Task:
The answer must be one number: how many lines in the records below contain the string "swatch".

Data for this exercise:
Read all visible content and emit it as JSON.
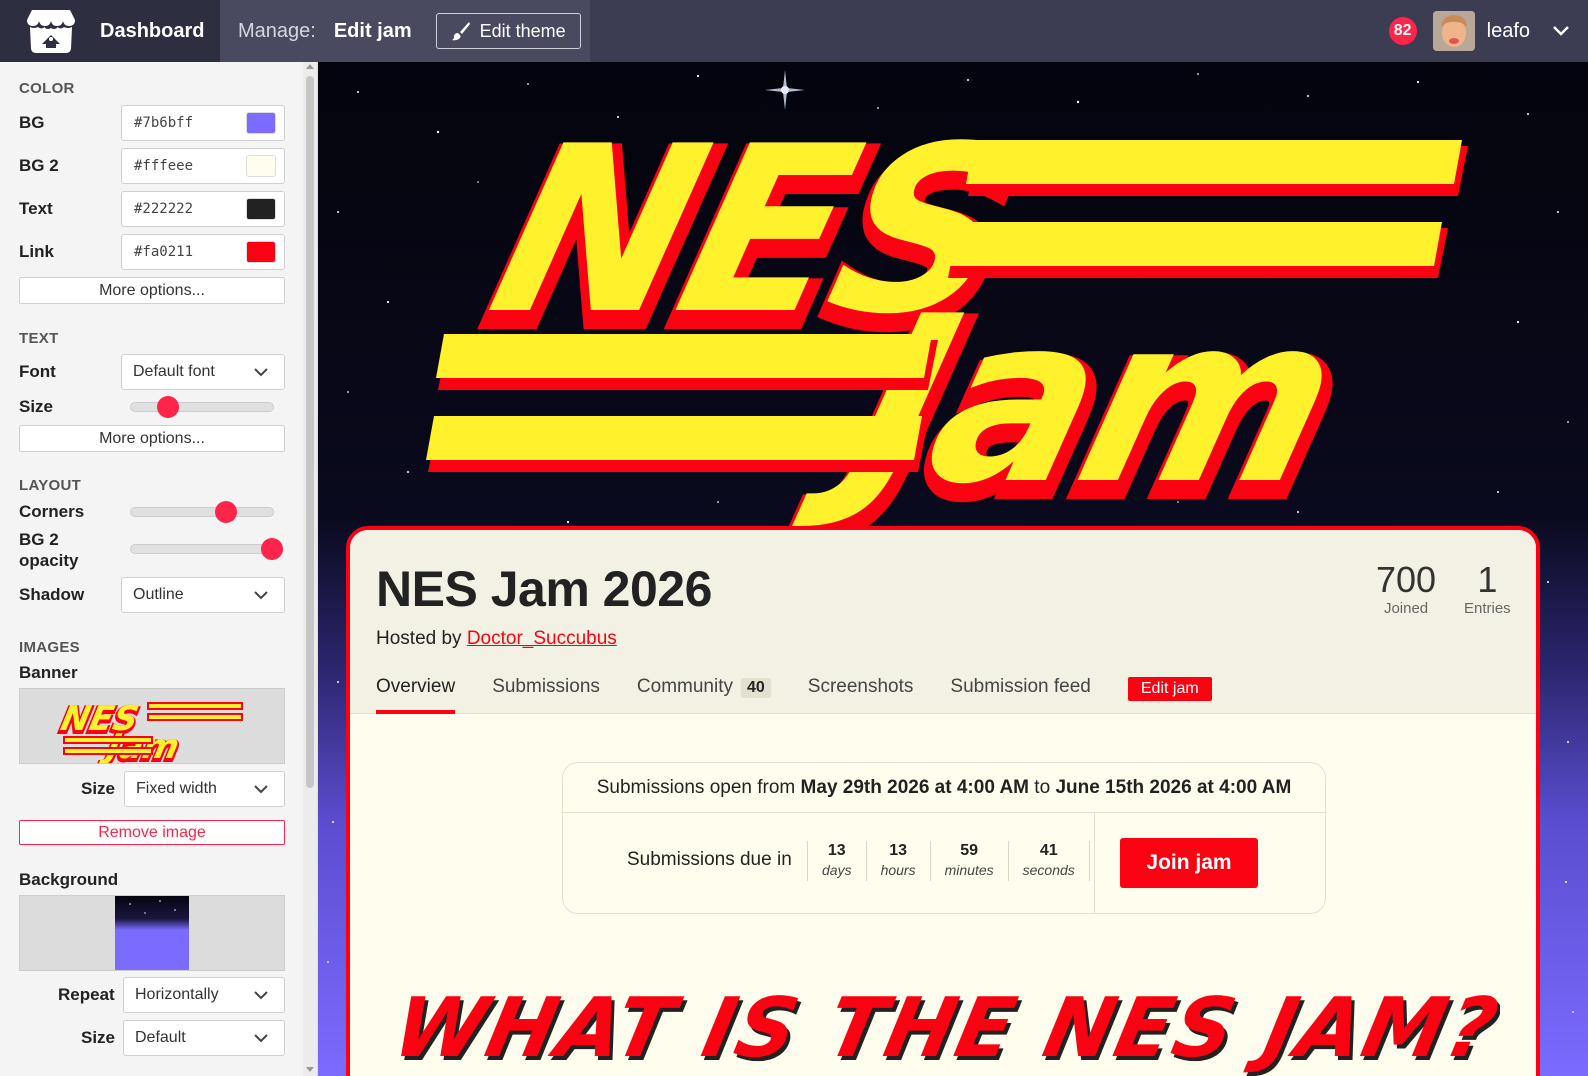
{
  "topbar": {
    "dashboard": "Dashboard",
    "manage_label": "Manage:",
    "manage_jam": "Edit jam",
    "edit_theme": "Edit theme",
    "notification_count": "82",
    "username": "leafo"
  },
  "sidebar": {
    "color_section": "COLOR",
    "colors": [
      {
        "label": "BG",
        "value": "#7b6bff",
        "swatch": "#7b6bff"
      },
      {
        "label": "BG 2",
        "value": "#fffeee",
        "swatch": "#fffeee"
      },
      {
        "label": "Text",
        "value": "#222222",
        "swatch": "#222222"
      },
      {
        "label": "Link",
        "value": "#fa0211",
        "swatch": "#fa0211"
      }
    ],
    "more_options": "More options...",
    "text_section": "TEXT",
    "font_label": "Font",
    "font_value": "Default font",
    "size_label": "Size",
    "size_level": 0.25,
    "layout_section": "LAYOUT",
    "corners_label": "Corners",
    "corners_level": 0.66,
    "bg2_opacity_label_1": "BG 2",
    "bg2_opacity_label_2": "opacity",
    "bg2_opacity_level": 1.0,
    "shadow_label": "Shadow",
    "shadow_value": "Outline",
    "images_section": "IMAGES",
    "banner_label": "Banner",
    "banner_size_label": "Size",
    "banner_size_value": "Fixed width",
    "remove_image": "Remove image",
    "background_label": "Background",
    "repeat_label": "Repeat",
    "repeat_value": "Horizontally",
    "bg_size_label": "Size",
    "bg_size_value": "Default"
  },
  "jam": {
    "title": "NES Jam 2026",
    "hosted_by": "Hosted by",
    "host": "Doctor_Succubus",
    "joined_count": "700",
    "joined_label": "Joined",
    "entries_count": "1",
    "entries_label": "Entries",
    "tabs": [
      {
        "label": "Overview",
        "active": true
      },
      {
        "label": "Submissions"
      },
      {
        "label": "Community",
        "count": "40"
      },
      {
        "label": "Screenshots"
      },
      {
        "label": "Submission feed"
      }
    ],
    "edit_jam": "Edit jam",
    "open_prefix": "Submissions open from",
    "open_start": "May 29th 2026 at 4:00 AM",
    "open_to": "to",
    "open_end": "June 15th 2026 at 4:00 AM",
    "due_in": "Submissions due in",
    "countdown": [
      {
        "num": "13",
        "unit": "days"
      },
      {
        "num": "13",
        "unit": "hours"
      },
      {
        "num": "59",
        "unit": "minutes"
      },
      {
        "num": "41",
        "unit": "seconds"
      }
    ],
    "join": "Join jam"
  },
  "banner": {
    "line1": "NES",
    "line2": "Jam",
    "heading": "WHAT IS THE NES JAM?"
  },
  "colors": {
    "accent": "#fa0211",
    "badge": "#ff2449",
    "banner_yellow": "#fff22c",
    "bg": "#7b6bff"
  }
}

Answer for the task:
4